Records provided:
————————
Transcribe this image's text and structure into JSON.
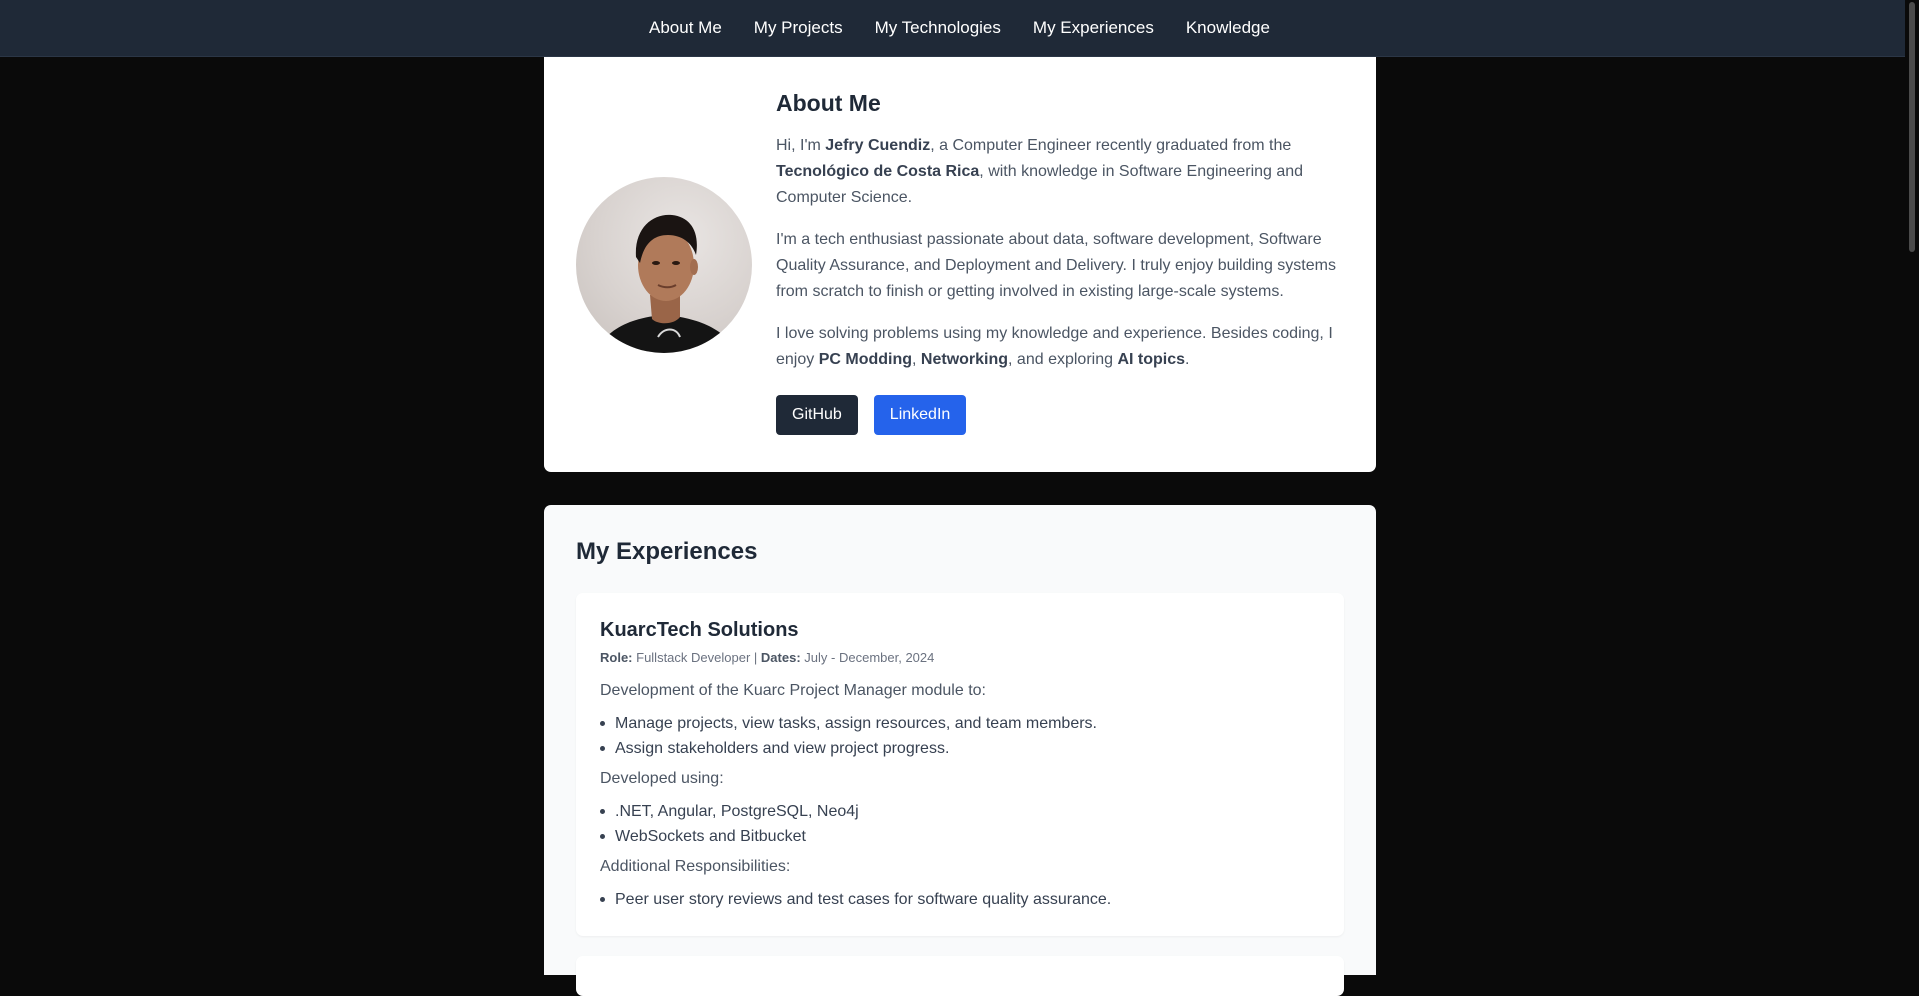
{
  "nav": {
    "items": [
      "About Me",
      "My Projects",
      "My Technologies",
      "My Experiences",
      "Knowledge"
    ]
  },
  "about": {
    "title": "About Me",
    "p1": {
      "a": "Hi, I'm ",
      "name": "Jefry Cuendiz",
      "b": ", a Computer Engineer recently graduated from the ",
      "school": "Tecnológico de Costa Rica",
      "c": ", with knowledge in Software Engineering and Computer Science."
    },
    "p2": "I'm a tech enthusiast passionate about data, software development, Software Quality Assurance, and Deployment and Delivery. I truly enjoy building systems from scratch to finish or getting involved in existing large-scale systems.",
    "p3": {
      "a": "I love solving problems using my knowledge and experience. Besides coding, I enjoy ",
      "h1": "PC Modding",
      "b": ", ",
      "h2": "Networking",
      "c": ", and exploring ",
      "h3": "AI topics",
      "d": "."
    },
    "buttons": {
      "github": "GitHub",
      "linkedin": "LinkedIn"
    }
  },
  "experiences": {
    "title": "My Experiences",
    "items": [
      {
        "company": "KuarcTech Solutions",
        "role_label": "Role:",
        "role": "Fullstack Developer",
        "separator": "|",
        "dates_label": "Dates:",
        "dates": "July - December, 2024",
        "intro": "Development of the Kuarc Project Manager module to:",
        "bullets1": [
          "Manage projects, view tasks, assign resources, and team members.",
          "Assign stakeholders and view project progress."
        ],
        "developed_label": "Developed using:",
        "bullets2": [
          ".NET, Angular, PostgreSQL, Neo4j",
          "WebSockets and Bitbucket"
        ],
        "additional_label": "Additional Responsibilities:",
        "bullets3": [
          "Peer user story reviews and test cases for software quality assurance."
        ]
      }
    ]
  },
  "colors": {
    "nav_bg": "#1f2937",
    "page_bg": "#0a0a0a",
    "github_btn": "#1f2937",
    "linkedin_btn": "#2563eb"
  }
}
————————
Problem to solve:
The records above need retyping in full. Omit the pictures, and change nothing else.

Problem solution:
Transcribe this image's text and structure into JSON.
{
  "nav": {
    "items": [
      "About Me",
      "My Projects",
      "My Technologies",
      "My Experiences",
      "Knowledge"
    ]
  },
  "about": {
    "title": "About Me",
    "p1": {
      "a": "Hi, I'm ",
      "name": "Jefry Cuendiz",
      "b": ", a Computer Engineer recently graduated from the ",
      "school": "Tecnológico de Costa Rica",
      "c": ", with knowledge in Software Engineering and Computer Science."
    },
    "p2": "I'm a tech enthusiast passionate about data, software development, Software Quality Assurance, and Deployment and Delivery. I truly enjoy building systems from scratch to finish or getting involved in existing large-scale systems.",
    "p3": {
      "a": "I love solving problems using my knowledge and experience. Besides coding, I enjoy ",
      "h1": "PC Modding",
      "b": ", ",
      "h2": "Networking",
      "c": ", and exploring ",
      "h3": "AI topics",
      "d": "."
    },
    "buttons": {
      "github": "GitHub",
      "linkedin": "LinkedIn"
    }
  },
  "experiences": {
    "title": "My Experiences",
    "items": [
      {
        "company": "KuarcTech Solutions",
        "role_label": "Role:",
        "role": "Fullstack Developer",
        "separator": "|",
        "dates_label": "Dates:",
        "dates": "July - December, 2024",
        "intro": "Development of the Kuarc Project Manager module to:",
        "bullets1": [
          "Manage projects, view tasks, assign resources, and team members.",
          "Assign stakeholders and view project progress."
        ],
        "developed_label": "Developed using:",
        "bullets2": [
          ".NET, Angular, PostgreSQL, Neo4j",
          "WebSockets and Bitbucket"
        ],
        "additional_label": "Additional Responsibilities:",
        "bullets3": [
          "Peer user story reviews and test cases for software quality assurance."
        ]
      }
    ]
  },
  "colors": {
    "nav_bg": "#1f2937",
    "page_bg": "#0a0a0a",
    "github_btn": "#1f2937",
    "linkedin_btn": "#2563eb"
  }
}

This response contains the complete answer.